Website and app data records
• • •

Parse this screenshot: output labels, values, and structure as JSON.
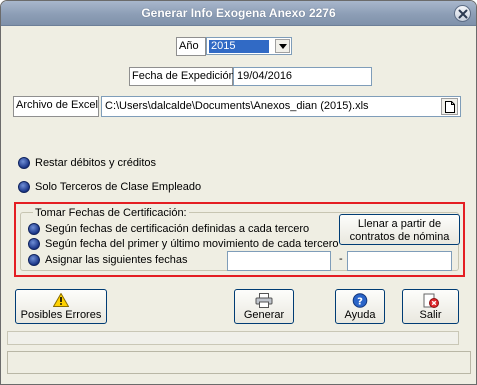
{
  "window": {
    "title": "Generar Info Exogena Anexo 2276"
  },
  "year": {
    "label": "Año",
    "value": "2015"
  },
  "expedition": {
    "label": "Fecha de Expedición",
    "value": "19/04/2016"
  },
  "excel": {
    "label": "Archivo de Excel",
    "value": "C:\\Users\\dalcalde\\Documents\\Anexos_dian (2015).xls"
  },
  "options": {
    "restar": "Restar débitos y créditos",
    "solo_terceros": "Solo Terceros de Clase Empleado"
  },
  "cert_group": {
    "legend": "Tomar Fechas de Certificación:",
    "opt1": "Según fechas de certificación definidas a cada tercero",
    "opt2": "Según fecha del primer y último movimiento de cada tercero",
    "opt3": "Asignar las siguientes fechas",
    "date_from": "",
    "date_to": "",
    "separator": "-",
    "fill_button_line1": "Llenar a partir de",
    "fill_button_line2": "contratos de nómina"
  },
  "buttons": {
    "errors": "Posibles Errores",
    "generate": "Generar",
    "help": "Ayuda",
    "exit": "Salir"
  },
  "colors": {
    "highlight_border": "#e41e23",
    "radio": "#1a3588",
    "title_bar": "#8d9eb6"
  }
}
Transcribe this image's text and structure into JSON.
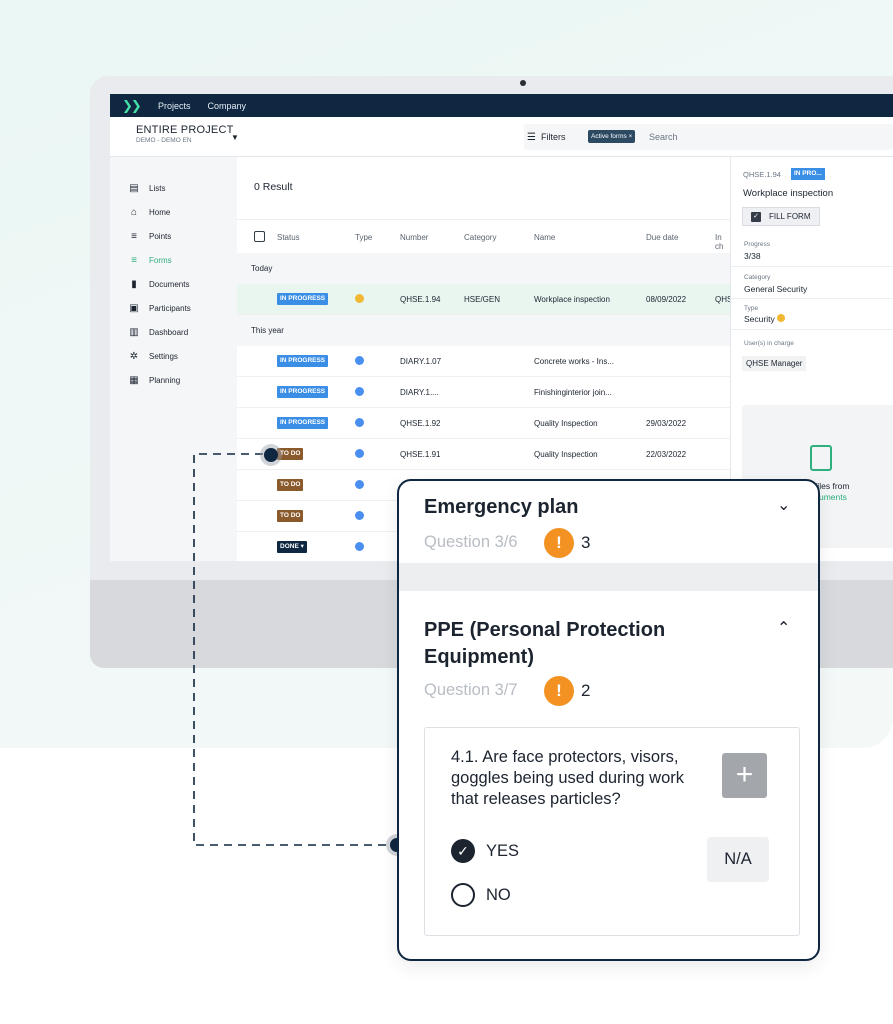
{
  "topbar": {
    "nav": [
      "Projects",
      "Company"
    ]
  },
  "project": {
    "name": "ENTIRE PROJECT",
    "sub": "DEMO - DEMO EN"
  },
  "toolbar": {
    "filters_label": "Filters",
    "chip_label": "Active forms ×",
    "search_placeholder": "Search"
  },
  "sidebar": {
    "items": [
      {
        "label": "Lists",
        "icon": "clipboard-icon"
      },
      {
        "label": "Home",
        "icon": "home-icon"
      },
      {
        "label": "Points",
        "icon": "list-icon"
      },
      {
        "label": "Forms",
        "icon": "forms-icon",
        "active": true
      },
      {
        "label": "Documents",
        "icon": "document-icon"
      },
      {
        "label": "Participants",
        "icon": "participants-icon"
      },
      {
        "label": "Dashboard",
        "icon": "dashboard-icon"
      },
      {
        "label": "Settings",
        "icon": "gear-icon"
      },
      {
        "label": "Planning",
        "icon": "planning-icon"
      }
    ]
  },
  "main": {
    "result": "0  Result",
    "columns": [
      "Status",
      "Type",
      "Number",
      "Category",
      "Name",
      "Due date",
      "In ch"
    ],
    "groups": {
      "today": "Today",
      "this_year": "This year"
    },
    "rows": [
      {
        "status": "IN PROGRESS",
        "number": "QHSE.1.94",
        "category": "HSE/GEN",
        "name": "Workplace inspection",
        "due": "08/09/2022",
        "incharge": "QHS"
      },
      {
        "status": "IN PROGRESS",
        "number": "DIARY.1.07",
        "category": "",
        "name": "Concrete works - Ins...",
        "due": "",
        "incharge": ""
      },
      {
        "status": "IN PROGRESS",
        "number": "DIARY.1....",
        "category": "",
        "name": "Finishinginterior join...",
        "due": "",
        "incharge": ""
      },
      {
        "status": "IN PROGRESS",
        "number": "QHSE.1.92",
        "category": "",
        "name": "Quality Inspection",
        "due": "29/03/2022",
        "incharge": ""
      },
      {
        "status": "TO DO",
        "number": "QHSE.1.91",
        "category": "",
        "name": "Quality Inspection",
        "due": "22/03/2022",
        "incharge": ""
      },
      {
        "status": "TO DO",
        "number": "",
        "category": "",
        "name": "",
        "due": "",
        "incharge": ""
      },
      {
        "status": "TO DO",
        "number": "",
        "category": "",
        "name": "",
        "due": "",
        "incharge": ""
      },
      {
        "status": "DONE ▾",
        "number": "",
        "category": "",
        "name": "",
        "due": "",
        "incharge": ""
      }
    ]
  },
  "detail": {
    "number": "QHSE.1.94",
    "badge": "IN PRO...",
    "title": "Workplace inspection",
    "fill_form": "FILL FORM",
    "progress_label": "Progress",
    "progress_value": "3/38",
    "category_label": "Category",
    "category_value": "General Security",
    "type_label": "Type",
    "type_value": "Security",
    "incharge_label": "User(s) in charge",
    "incharge_value": "QHSE Manager",
    "drop_text": "files from",
    "drop_link": "uments"
  },
  "card": {
    "section1": {
      "title": "Emergency plan",
      "question": "Question 3/6",
      "alerts": "3"
    },
    "section2": {
      "title": "PPE (Personal Protection Equipment)",
      "question": "Question 3/7",
      "alerts": "2"
    },
    "question_text": "4.1. Are face protectors, visors, goggles being used during work that releases particles?",
    "plus": "+",
    "options": {
      "yes": "YES",
      "no": "NO"
    },
    "selected": "YES",
    "na": "N/A"
  },
  "colors": {
    "navy": "#0f2740",
    "accent_green": "#2fae7e",
    "in_progress": "#3a8ee6",
    "to_do": "#8a5a2c",
    "done": "#0f2740",
    "alert_orange": "#f39223"
  }
}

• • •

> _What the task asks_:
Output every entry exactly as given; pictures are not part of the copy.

> _Answer space_:
Parse this screenshot: output labels, values, and structure as JSON.
{
  "window": {
    "title": "Generar Info Exogena Anexo 2276"
  },
  "year": {
    "label": "Año",
    "value": "2015"
  },
  "expedition": {
    "label": "Fecha de Expedición",
    "value": "19/04/2016"
  },
  "excel": {
    "label": "Archivo de Excel",
    "value": "C:\\Users\\dalcalde\\Documents\\Anexos_dian (2015).xls"
  },
  "options": {
    "restar": "Restar débitos y créditos",
    "solo_terceros": "Solo Terceros de Clase Empleado"
  },
  "cert_group": {
    "legend": "Tomar Fechas de Certificación:",
    "opt1": "Según fechas de certificación definidas a cada tercero",
    "opt2": "Según fecha del primer y último movimiento de cada tercero",
    "opt3": "Asignar las siguientes fechas",
    "date_from": "",
    "date_to": "",
    "separator": "-",
    "fill_button_line1": "Llenar a partir de",
    "fill_button_line2": "contratos de nómina"
  },
  "buttons": {
    "errors": "Posibles Errores",
    "generate": "Generar",
    "help": "Ayuda",
    "exit": "Salir"
  },
  "colors": {
    "highlight_border": "#e41e23",
    "radio": "#1a3588",
    "title_bar": "#8d9eb6"
  }
}
Transcribe this image's text and structure into JSON.
{
  "topbar": {
    "nav": [
      "Projects",
      "Company"
    ]
  },
  "project": {
    "name": "ENTIRE PROJECT",
    "sub": "DEMO - DEMO EN"
  },
  "toolbar": {
    "filters_label": "Filters",
    "chip_label": "Active forms ×",
    "search_placeholder": "Search"
  },
  "sidebar": {
    "items": [
      {
        "label": "Lists",
        "icon": "clipboard-icon"
      },
      {
        "label": "Home",
        "icon": "home-icon"
      },
      {
        "label": "Points",
        "icon": "list-icon"
      },
      {
        "label": "Forms",
        "icon": "forms-icon",
        "active": true
      },
      {
        "label": "Documents",
        "icon": "document-icon"
      },
      {
        "label": "Participants",
        "icon": "participants-icon"
      },
      {
        "label": "Dashboard",
        "icon": "dashboard-icon"
      },
      {
        "label": "Settings",
        "icon": "gear-icon"
      },
      {
        "label": "Planning",
        "icon": "planning-icon"
      }
    ]
  },
  "main": {
    "result": "0  Result",
    "columns": [
      "Status",
      "Type",
      "Number",
      "Category",
      "Name",
      "Due date",
      "In ch"
    ],
    "groups": {
      "today": "Today",
      "this_year": "This year"
    },
    "rows": [
      {
        "status": "IN PROGRESS",
        "number": "QHSE.1.94",
        "category": "HSE/GEN",
        "name": "Workplace inspection",
        "due": "08/09/2022",
        "incharge": "QHS"
      },
      {
        "status": "IN PROGRESS",
        "number": "DIARY.1.07",
        "category": "",
        "name": "Concrete works - Ins...",
        "due": "",
        "incharge": ""
      },
      {
        "status": "IN PROGRESS",
        "number": "DIARY.1....",
        "category": "",
        "name": "Finishinginterior join...",
        "due": "",
        "incharge": ""
      },
      {
        "status": "IN PROGRESS",
        "number": "QHSE.1.92",
        "category": "",
        "name": "Quality Inspection",
        "due": "29/03/2022",
        "incharge": ""
      },
      {
        "status": "TO DO",
        "number": "QHSE.1.91",
        "category": "",
        "name": "Quality Inspection",
        "due": "22/03/2022",
        "incharge": ""
      },
      {
        "status": "TO DO",
        "number": "",
        "category": "",
        "name": "",
        "due": "",
        "incharge": ""
      },
      {
        "status": "TO DO",
        "number": "",
        "category": "",
        "name": "",
        "due": "",
        "incharge": ""
      },
      {
        "status": "DONE ▾",
        "number": "",
        "category": "",
        "name": "",
        "due": "",
        "incharge": ""
      }
    ]
  },
  "detail": {
    "number": "QHSE.1.94",
    "badge": "IN PRO...",
    "title": "Workplace inspection",
    "fill_form": "FILL FORM",
    "progress_label": "Progress",
    "progress_value": "3/38",
    "category_label": "Category",
    "category_value": "General Security",
    "type_label": "Type",
    "type_value": "Security",
    "incharge_label": "User(s) in charge",
    "incharge_value": "QHSE Manager",
    "drop_text": "files from",
    "drop_link": "uments"
  },
  "card": {
    "section1": {
      "title": "Emergency plan",
      "question": "Question 3/6",
      "alerts": "3"
    },
    "section2": {
      "title": "PPE (Personal Protection Equipment)",
      "question": "Question 3/7",
      "alerts": "2"
    },
    "question_text": "4.1. Are face protectors, visors, goggles being used during work that releases particles?",
    "plus": "+",
    "options": {
      "yes": "YES",
      "no": "NO"
    },
    "selected": "YES",
    "na": "N/A"
  },
  "colors": {
    "navy": "#0f2740",
    "accent_green": "#2fae7e",
    "in_progress": "#3a8ee6",
    "to_do": "#8a5a2c",
    "done": "#0f2740",
    "alert_orange": "#f39223"
  }
}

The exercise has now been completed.